◆ What the exercise asks:
Note how many lines in the following material mention "선택안함", then give that number by itself.

◆ Input:
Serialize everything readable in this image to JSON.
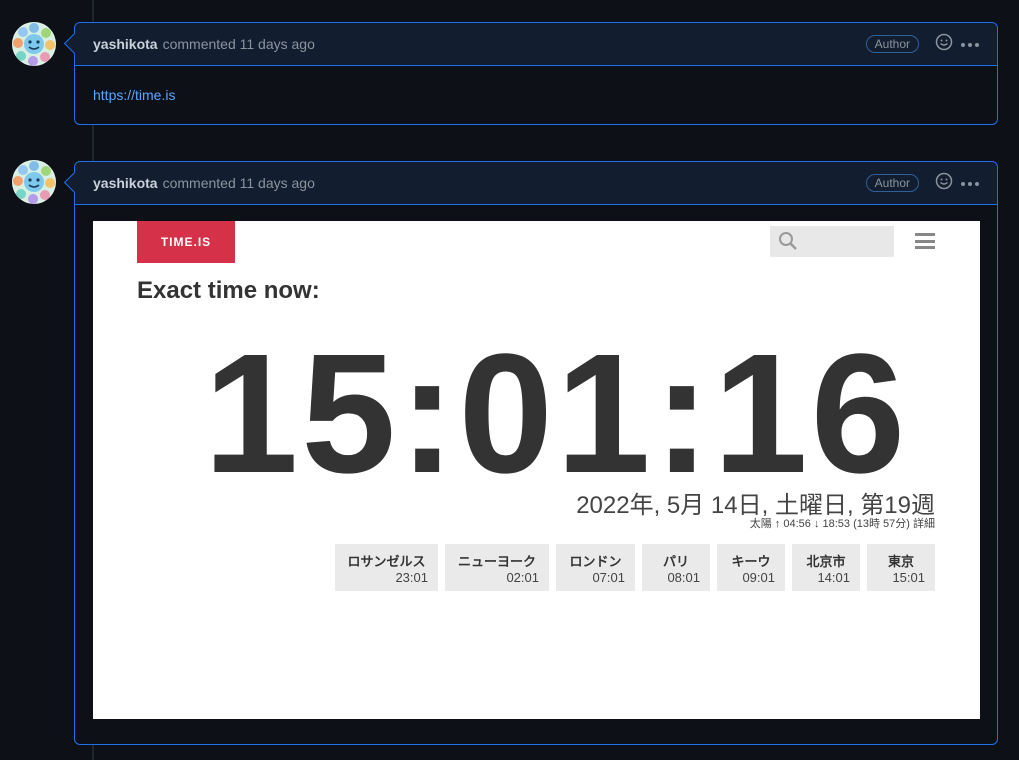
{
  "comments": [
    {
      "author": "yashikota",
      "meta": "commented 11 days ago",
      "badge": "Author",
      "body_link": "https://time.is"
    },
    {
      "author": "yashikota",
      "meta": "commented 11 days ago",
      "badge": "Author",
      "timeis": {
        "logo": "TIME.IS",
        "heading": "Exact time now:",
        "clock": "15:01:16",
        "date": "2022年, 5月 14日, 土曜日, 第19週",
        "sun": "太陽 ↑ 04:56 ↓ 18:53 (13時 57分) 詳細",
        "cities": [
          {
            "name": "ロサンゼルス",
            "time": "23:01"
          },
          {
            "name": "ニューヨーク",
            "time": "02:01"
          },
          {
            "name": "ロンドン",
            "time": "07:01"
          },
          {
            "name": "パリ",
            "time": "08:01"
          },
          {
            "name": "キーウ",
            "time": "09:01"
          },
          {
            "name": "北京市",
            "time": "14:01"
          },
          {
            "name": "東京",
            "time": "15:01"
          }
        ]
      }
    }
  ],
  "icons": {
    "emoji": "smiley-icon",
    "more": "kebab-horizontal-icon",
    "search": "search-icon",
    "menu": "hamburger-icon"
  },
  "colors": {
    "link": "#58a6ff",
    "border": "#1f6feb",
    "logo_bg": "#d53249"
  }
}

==

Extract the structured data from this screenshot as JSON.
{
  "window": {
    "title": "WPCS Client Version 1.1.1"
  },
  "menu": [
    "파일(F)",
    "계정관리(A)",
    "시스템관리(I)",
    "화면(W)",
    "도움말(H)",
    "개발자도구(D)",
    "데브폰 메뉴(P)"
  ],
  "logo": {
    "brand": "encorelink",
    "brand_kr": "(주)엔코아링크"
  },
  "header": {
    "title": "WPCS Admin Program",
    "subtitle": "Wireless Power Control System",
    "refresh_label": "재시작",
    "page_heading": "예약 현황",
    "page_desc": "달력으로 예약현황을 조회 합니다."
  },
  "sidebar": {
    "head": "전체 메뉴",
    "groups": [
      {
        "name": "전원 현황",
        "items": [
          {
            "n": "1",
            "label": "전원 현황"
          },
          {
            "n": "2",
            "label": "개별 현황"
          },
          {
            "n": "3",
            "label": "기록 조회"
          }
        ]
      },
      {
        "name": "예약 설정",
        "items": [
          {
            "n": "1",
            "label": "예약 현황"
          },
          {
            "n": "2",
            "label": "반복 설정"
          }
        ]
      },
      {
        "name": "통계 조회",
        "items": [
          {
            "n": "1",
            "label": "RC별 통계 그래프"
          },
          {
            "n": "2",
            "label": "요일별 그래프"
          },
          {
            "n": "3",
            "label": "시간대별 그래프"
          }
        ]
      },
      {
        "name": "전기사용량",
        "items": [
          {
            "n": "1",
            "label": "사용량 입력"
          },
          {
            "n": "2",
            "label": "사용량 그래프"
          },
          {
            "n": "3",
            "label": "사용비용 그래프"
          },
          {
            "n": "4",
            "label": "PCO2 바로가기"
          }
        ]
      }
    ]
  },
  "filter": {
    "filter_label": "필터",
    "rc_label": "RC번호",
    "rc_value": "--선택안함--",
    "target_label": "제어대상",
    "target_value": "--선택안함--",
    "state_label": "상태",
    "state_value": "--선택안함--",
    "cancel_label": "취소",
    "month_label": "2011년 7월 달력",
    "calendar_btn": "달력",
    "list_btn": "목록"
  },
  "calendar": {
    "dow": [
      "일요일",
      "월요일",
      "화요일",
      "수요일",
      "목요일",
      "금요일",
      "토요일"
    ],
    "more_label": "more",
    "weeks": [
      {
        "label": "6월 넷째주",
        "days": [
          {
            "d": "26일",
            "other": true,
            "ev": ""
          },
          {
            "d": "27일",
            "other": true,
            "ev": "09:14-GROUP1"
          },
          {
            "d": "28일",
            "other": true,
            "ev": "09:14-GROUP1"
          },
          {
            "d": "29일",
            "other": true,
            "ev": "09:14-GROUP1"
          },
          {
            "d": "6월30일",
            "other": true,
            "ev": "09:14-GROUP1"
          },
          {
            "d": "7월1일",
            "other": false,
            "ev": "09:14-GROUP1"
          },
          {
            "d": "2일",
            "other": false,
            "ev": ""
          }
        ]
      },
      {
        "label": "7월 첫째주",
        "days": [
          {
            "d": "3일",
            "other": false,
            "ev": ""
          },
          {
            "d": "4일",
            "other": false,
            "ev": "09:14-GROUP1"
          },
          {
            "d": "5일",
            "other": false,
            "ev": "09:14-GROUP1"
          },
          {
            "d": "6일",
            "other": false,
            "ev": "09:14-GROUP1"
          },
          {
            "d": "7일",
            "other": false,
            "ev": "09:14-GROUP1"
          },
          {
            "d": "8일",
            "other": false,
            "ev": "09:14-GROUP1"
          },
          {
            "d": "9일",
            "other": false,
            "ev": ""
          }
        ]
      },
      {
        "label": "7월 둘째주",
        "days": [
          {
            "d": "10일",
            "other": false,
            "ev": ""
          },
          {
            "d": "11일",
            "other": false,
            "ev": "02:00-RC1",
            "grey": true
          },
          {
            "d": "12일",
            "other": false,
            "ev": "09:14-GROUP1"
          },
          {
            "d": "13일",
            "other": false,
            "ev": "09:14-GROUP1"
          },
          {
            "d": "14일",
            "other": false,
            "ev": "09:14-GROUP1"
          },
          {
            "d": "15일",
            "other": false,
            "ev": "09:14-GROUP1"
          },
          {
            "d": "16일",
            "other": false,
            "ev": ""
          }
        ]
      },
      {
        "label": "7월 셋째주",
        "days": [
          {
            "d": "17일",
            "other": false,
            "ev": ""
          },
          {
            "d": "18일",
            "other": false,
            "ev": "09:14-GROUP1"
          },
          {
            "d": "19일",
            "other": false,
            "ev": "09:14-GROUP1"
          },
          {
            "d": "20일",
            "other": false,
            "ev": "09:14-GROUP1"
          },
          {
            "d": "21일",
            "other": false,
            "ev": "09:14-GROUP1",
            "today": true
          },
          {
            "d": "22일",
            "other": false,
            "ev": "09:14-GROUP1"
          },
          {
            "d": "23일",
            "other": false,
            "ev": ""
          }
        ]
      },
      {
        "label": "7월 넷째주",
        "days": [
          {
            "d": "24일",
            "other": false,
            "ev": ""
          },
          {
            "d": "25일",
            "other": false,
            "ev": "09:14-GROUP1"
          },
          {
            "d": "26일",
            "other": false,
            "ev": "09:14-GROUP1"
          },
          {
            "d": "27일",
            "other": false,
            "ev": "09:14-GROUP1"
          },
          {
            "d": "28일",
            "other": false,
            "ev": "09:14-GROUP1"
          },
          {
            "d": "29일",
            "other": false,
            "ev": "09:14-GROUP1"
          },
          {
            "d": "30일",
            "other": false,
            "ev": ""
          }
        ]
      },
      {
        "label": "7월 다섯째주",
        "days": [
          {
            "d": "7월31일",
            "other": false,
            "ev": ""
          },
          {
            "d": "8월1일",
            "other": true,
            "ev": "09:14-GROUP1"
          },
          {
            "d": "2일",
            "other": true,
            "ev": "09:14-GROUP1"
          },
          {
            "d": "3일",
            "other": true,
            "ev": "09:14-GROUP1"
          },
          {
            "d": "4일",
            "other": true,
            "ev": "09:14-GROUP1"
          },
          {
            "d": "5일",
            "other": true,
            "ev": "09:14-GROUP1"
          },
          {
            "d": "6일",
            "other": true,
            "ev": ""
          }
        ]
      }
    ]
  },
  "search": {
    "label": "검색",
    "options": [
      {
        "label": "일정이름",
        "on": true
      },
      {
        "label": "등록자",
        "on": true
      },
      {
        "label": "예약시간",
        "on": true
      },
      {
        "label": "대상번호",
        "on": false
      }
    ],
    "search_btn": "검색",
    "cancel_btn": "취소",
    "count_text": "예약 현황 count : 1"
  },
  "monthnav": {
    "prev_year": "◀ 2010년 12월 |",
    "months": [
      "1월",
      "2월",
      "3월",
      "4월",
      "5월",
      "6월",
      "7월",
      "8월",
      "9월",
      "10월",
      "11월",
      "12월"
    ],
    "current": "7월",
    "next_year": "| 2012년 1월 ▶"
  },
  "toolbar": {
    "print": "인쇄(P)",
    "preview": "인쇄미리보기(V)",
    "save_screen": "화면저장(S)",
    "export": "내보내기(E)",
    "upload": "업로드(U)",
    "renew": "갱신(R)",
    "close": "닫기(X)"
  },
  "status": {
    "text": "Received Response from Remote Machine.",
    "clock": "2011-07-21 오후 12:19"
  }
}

◆ Response area:
3